_Raw data_:
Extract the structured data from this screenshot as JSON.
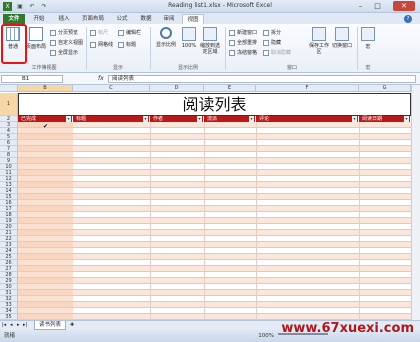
{
  "window": {
    "title": "Reading list1.xlsx - Microsoft Excel",
    "controls": [
      "–",
      "□",
      "✕"
    ]
  },
  "tabs": [
    "文件",
    "开始",
    "插入",
    "页面布局",
    "公式",
    "数据",
    "审阅",
    "视图"
  ],
  "ribbon": {
    "workbook_views": {
      "normal": "普通",
      "page_layout": "页面布局",
      "page_break": "分页预览",
      "custom": "自定义视图",
      "fullscreen": "全屏显示",
      "label": "工作簿视图"
    },
    "show": {
      "ruler": "标尺",
      "formula_bar": "编辑栏",
      "gridlines": "网格线",
      "headings": "标题",
      "label": "显示"
    },
    "zoom": {
      "zoom": "显示比例",
      "hundred": "100%",
      "to_selection": "缩放到选定区域",
      "label": "显示比例"
    },
    "window": {
      "new_window": "新建窗口",
      "arrange_all": "全部重排",
      "freeze": "冻结窗格",
      "split": "拆分",
      "hide": "隐藏",
      "unhide": "取消隐藏",
      "save_workspace": "保存工作区",
      "switch_windows": "切换窗口",
      "label": "窗口"
    },
    "macros": {
      "macros": "宏",
      "label": "宏"
    }
  },
  "formula_bar": {
    "name_box": "B1",
    "fx": "fx",
    "content": "阅读列表"
  },
  "sheet": {
    "columns": [
      "B",
      "C",
      "D",
      "E",
      "F",
      "G"
    ],
    "title": "阅读列表",
    "headers": [
      "已完成",
      "标题",
      "作者",
      "流派",
      "评论",
      "阅读日期"
    ],
    "check_mark": "✔",
    "row_numbers": [
      "1",
      "2",
      "3",
      "4",
      "5",
      "6",
      "7",
      "8",
      "9",
      "10",
      "11",
      "12",
      "13",
      "14",
      "15",
      "16",
      "17",
      "18",
      "19",
      "20",
      "21",
      "22",
      "23",
      "24",
      "25",
      "26",
      "27",
      "28",
      "29",
      "30",
      "31",
      "32",
      "33",
      "34",
      "35"
    ]
  },
  "sheet_tabs": {
    "active": "读书列表"
  },
  "status": {
    "ready": "就绪",
    "zoom": "100%"
  },
  "watermark": "www.67xuexi.com",
  "colors": {
    "header_red": "#b81a1a",
    "file_tab_green": "#2f7a2f",
    "row_alt": "#fbe6dc"
  }
}
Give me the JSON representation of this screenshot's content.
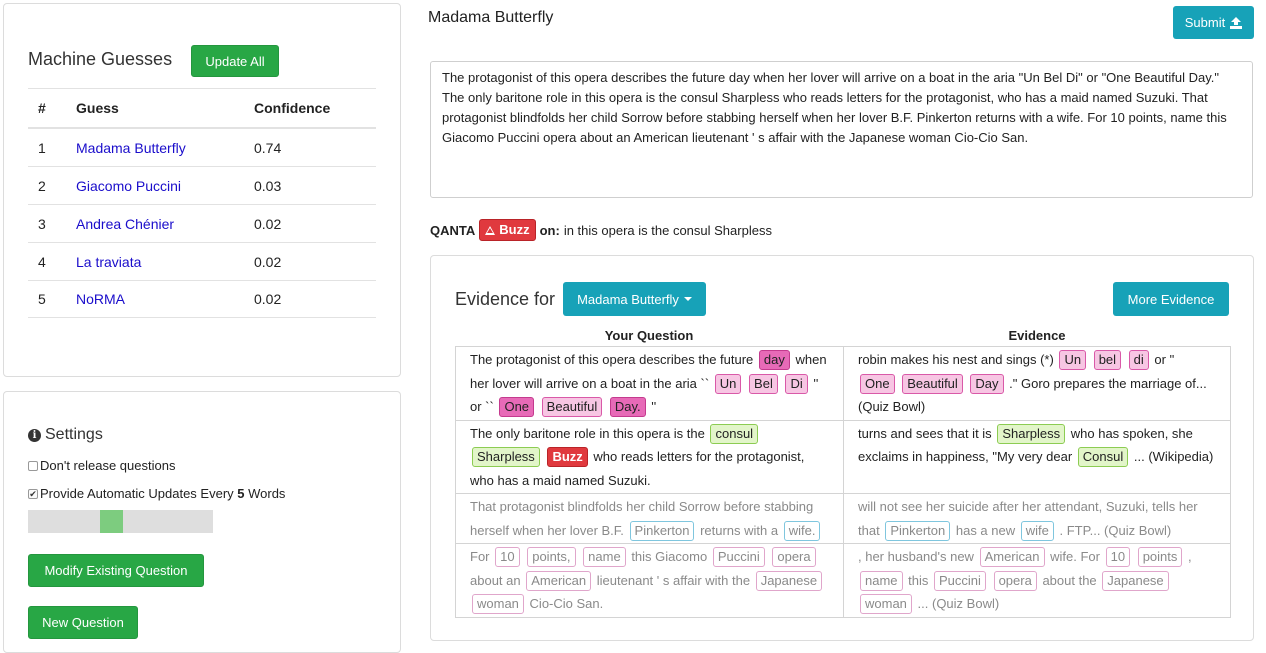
{
  "guesses": {
    "title": "Machine Guesses",
    "update_all_label": "Update All",
    "headers": [
      "#",
      "Guess",
      "Confidence"
    ],
    "rows": [
      {
        "num": "1",
        "guess": "Madama Butterfly",
        "confidence": "0.74"
      },
      {
        "num": "2",
        "guess": "Giacomo Puccini",
        "confidence": "0.03"
      },
      {
        "num": "3",
        "guess": "Andrea Chénier",
        "confidence": "0.02"
      },
      {
        "num": "4",
        "guess": "La traviata",
        "confidence": "0.02"
      },
      {
        "num": "5",
        "guess": "NoRMA",
        "confidence": "0.02"
      }
    ]
  },
  "settings": {
    "title": "Settings",
    "dont_release": "Don't release questions",
    "auto_update_prefix": "Provide Automatic Updates Every ",
    "auto_update_count": "5",
    "auto_update_suffix": " Words",
    "modify_label": "Modify Existing Question",
    "new_label": "New Question"
  },
  "question": {
    "answer": "Madama Butterfly",
    "submit_label": "Submit",
    "text": "The protagonist of this opera describes the future day when her lover will arrive on a boat in the aria \"Un Bel Di\" or \"One Beautiful Day.\" The only baritone role in this opera is the consul Sharpless who reads letters for the protagonist, who has a maid named Suzuki. That protagonist blindfolds her child Sorrow before stabbing herself when her lover B.F. Pinkerton returns with a wife. For 10 points, name this Giacomo Puccini opera about an American lieutenant ' s affair with the Japanese woman Cio-Cio San."
  },
  "buzz": {
    "agent": "QANTA",
    "button": "Buzz",
    "on_label": "on:",
    "phrase": "in this opera is the consul Sharpless"
  },
  "evidence": {
    "label": "Evidence for",
    "dropdown_value": "Madama Butterfly",
    "more_label": "More Evidence",
    "col_question": "Your Question",
    "col_evidence": "Evidence",
    "rows": [
      {
        "dim": false,
        "q": [
          [
            "The protagonist of this opera describes the future",
            ""
          ],
          [
            "day",
            "hpink"
          ],
          [
            "when her lover will arrive on a boat in the aria ``",
            ""
          ],
          [
            "Un",
            "pink"
          ],
          [
            "Bel",
            "pink"
          ],
          [
            "Di",
            "pink"
          ],
          [
            "'' or ``",
            ""
          ],
          [
            "One",
            "hpink"
          ],
          [
            "Beautiful",
            "pink"
          ],
          [
            "Day.",
            "hpink"
          ],
          [
            "''",
            ""
          ]
        ],
        "e": [
          [
            "robin makes his nest and sings (*)",
            ""
          ],
          [
            "Un",
            "pink"
          ],
          [
            "bel",
            "pink"
          ],
          [
            "di",
            "pink"
          ],
          [
            "or \"",
            ""
          ],
          [
            "One",
            "pink"
          ],
          [
            "Beautiful",
            "pink"
          ],
          [
            "Day",
            "pink"
          ],
          [
            ".\" Goro prepares the marriage of... (Quiz Bowl)",
            ""
          ]
        ]
      },
      {
        "dim": false,
        "q": [
          [
            "The only baritone role in this opera is the",
            ""
          ],
          [
            "consul",
            "green"
          ],
          [
            "Sharpless",
            "green"
          ],
          [
            "Buzz",
            "buzz2"
          ],
          [
            "who reads letters for the protagonist, who has a maid named Suzuki.",
            ""
          ]
        ],
        "e": [
          [
            "turns and sees that it is",
            ""
          ],
          [
            "Sharpless",
            "green"
          ],
          [
            "who has spoken, she exclaims in happiness, \"My very dear",
            ""
          ],
          [
            "Consul",
            "green"
          ],
          [
            "... (Wikipedia)",
            ""
          ]
        ]
      },
      {
        "dim": true,
        "q": [
          [
            "That protagonist blindfolds her child Sorrow before stabbing herself when her lover B.F.",
            ""
          ],
          [
            "Pinkerton",
            "blue"
          ],
          [
            "returns with a",
            ""
          ],
          [
            "wife.",
            "blue"
          ]
        ],
        "e": [
          [
            "will not see her suicide after her attendant, Suzuki, tells her that",
            ""
          ],
          [
            "Pinkerton",
            "blue"
          ],
          [
            "has a new",
            ""
          ],
          [
            "wife",
            "blue"
          ],
          [
            ". FTP... (Quiz Bowl)",
            ""
          ]
        ]
      },
      {
        "dim": true,
        "q": [
          [
            "For",
            ""
          ],
          [
            "10",
            "opink"
          ],
          [
            "points,",
            "opink"
          ],
          [
            "name",
            "opink"
          ],
          [
            "this Giacomo",
            ""
          ],
          [
            "Puccini",
            "opink"
          ],
          [
            "opera",
            "opink"
          ],
          [
            "about an",
            ""
          ],
          [
            "American",
            "opink"
          ],
          [
            "lieutenant ' s affair with the",
            ""
          ],
          [
            "Japanese",
            "opink"
          ],
          [
            "woman",
            "opink"
          ],
          [
            "Cio-Cio San.",
            ""
          ]
        ],
        "e": [
          [
            ", her husband's new",
            ""
          ],
          [
            "American",
            "opink"
          ],
          [
            "wife. For",
            ""
          ],
          [
            "10",
            "opink"
          ],
          [
            "points",
            "opink"
          ],
          [
            ",",
            ""
          ],
          [
            "name",
            "opink"
          ],
          [
            "this",
            ""
          ],
          [
            "Puccini",
            "opink"
          ],
          [
            "opera",
            "opink"
          ],
          [
            "about the",
            ""
          ],
          [
            "Japanese",
            "opink"
          ],
          [
            "woman",
            "opink"
          ],
          [
            "... (Quiz Bowl)",
            ""
          ]
        ]
      }
    ]
  }
}
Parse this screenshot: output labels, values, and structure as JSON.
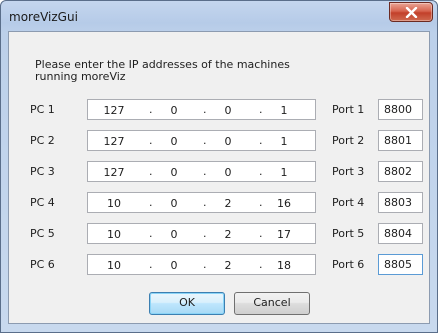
{
  "window": {
    "title": "moreVizGui",
    "close_icon": "close-icon"
  },
  "instructions": "Please enter the IP addresses of the machines running moreViz",
  "machines": [
    {
      "label": "PC 1",
      "ip": [
        "127",
        "0",
        "0",
        "1"
      ],
      "port_label": "Port 1",
      "port": "8800"
    },
    {
      "label": "PC 2",
      "ip": [
        "127",
        "0",
        "0",
        "1"
      ],
      "port_label": "Port 2",
      "port": "8801"
    },
    {
      "label": "PC 3",
      "ip": [
        "127",
        "0",
        "0",
        "1"
      ],
      "port_label": "Port 3",
      "port": "8802"
    },
    {
      "label": "PC 4",
      "ip": [
        "10",
        "0",
        "2",
        "16"
      ],
      "port_label": "Port 4",
      "port": "8803"
    },
    {
      "label": "PC 5",
      "ip": [
        "10",
        "0",
        "2",
        "17"
      ],
      "port_label": "Port 5",
      "port": "8804"
    },
    {
      "label": "PC 6",
      "ip": [
        "10",
        "0",
        "2",
        "18"
      ],
      "port_label": "Port 6",
      "port": "8805"
    }
  ],
  "ip_separator": ".",
  "buttons": {
    "ok": "OK",
    "cancel": "Cancel"
  }
}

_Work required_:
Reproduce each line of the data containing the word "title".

_Result of this exercise_:
    "title": "Reading list1.xlsx - Microsoft Excel",
    "title": "阅读列表",
    "title": "Machine Guesses",
    "title": "Settings",
    "title": "moreVizGui",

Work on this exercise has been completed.